[Component data from apps and pages]
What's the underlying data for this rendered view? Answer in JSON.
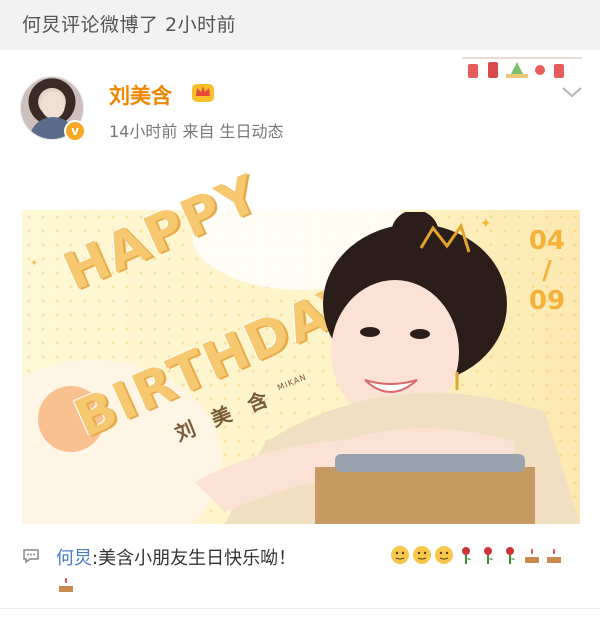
{
  "notification": {
    "text": "何炅评论微博了 2小时前"
  },
  "post": {
    "author": "刘美含",
    "verified": true,
    "meta": "14小时前  来自 生日动态",
    "banner": {
      "happy": "HAPPY",
      "birthday": "BIRTHDAY",
      "name": "刘 美 含",
      "mikan": "MIKAN",
      "date_month": "04",
      "date_sep": "/",
      "date_day": "09"
    }
  },
  "comment": {
    "author": "何炅",
    "text": ":美含小朋友生日快乐呦！"
  },
  "icons": [
    "comment-icon",
    "crown-icon",
    "chevron-down-icon",
    "blush-emoji",
    "rose-emoji",
    "cake-emoji"
  ],
  "colors": {
    "author": "#f08500",
    "commenter": "#4b7cc8",
    "accent": "#f6c870"
  }
}
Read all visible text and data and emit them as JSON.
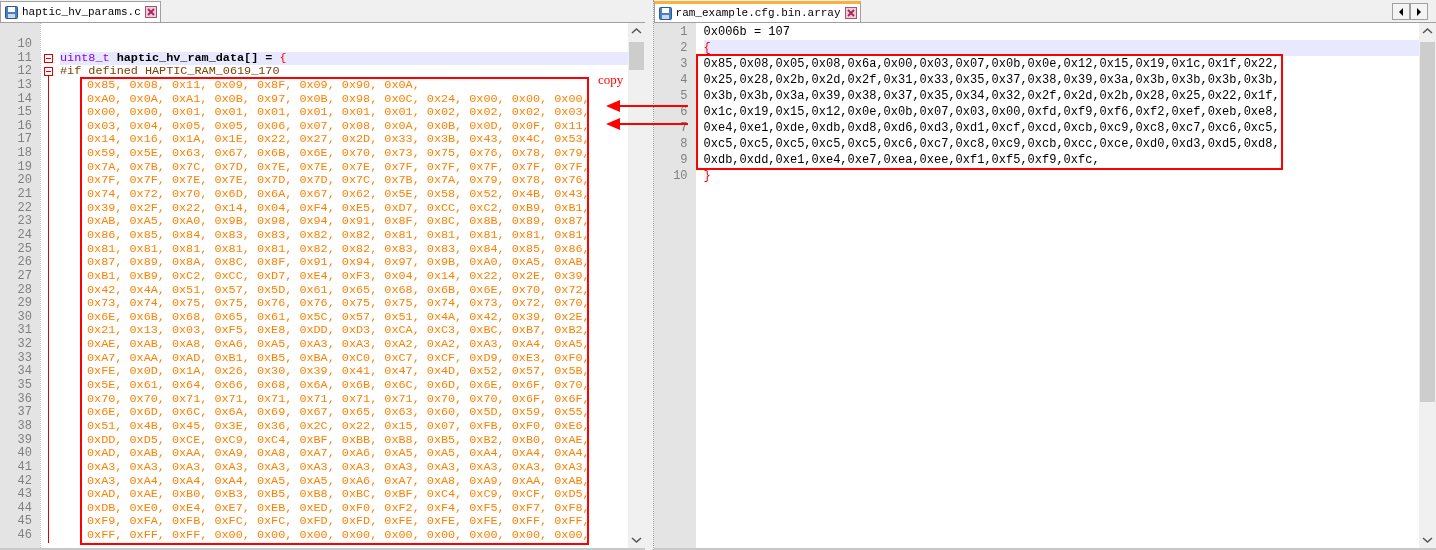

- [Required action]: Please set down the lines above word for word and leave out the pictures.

- [Task response]:
What's the underlying data for this rendered view? Answer in JSON.
{
  "notification": {
    "text": "何炅评论微博了 2小时前"
  },
  "post": {
    "author": "刘美含",
    "verified": true,
    "meta": "14小时前  来自 生日动态",
    "banner": {
      "happy": "HAPPY",
      "birthday": "BIRTHDAY",
      "name": "刘 美 含",
      "mikan": "MIKAN",
      "date_month": "04",
      "date_sep": "/",
      "date_day": "09"
    }
  },
  "comment": {
    "author": "何炅",
    "text": ":美含小朋友生日快乐呦！"
  },
  "icons": [
    "comment-icon",
    "crown-icon",
    "chevron-down-icon",
    "blush-emoji",
    "rose-emoji",
    "cake-emoji"
  ],
  "colors": {
    "author": "#f08500",
    "commenter": "#4b7cc8",
    "accent": "#f6c870"
  }
}
Read all visible text and data and emit them as JSON.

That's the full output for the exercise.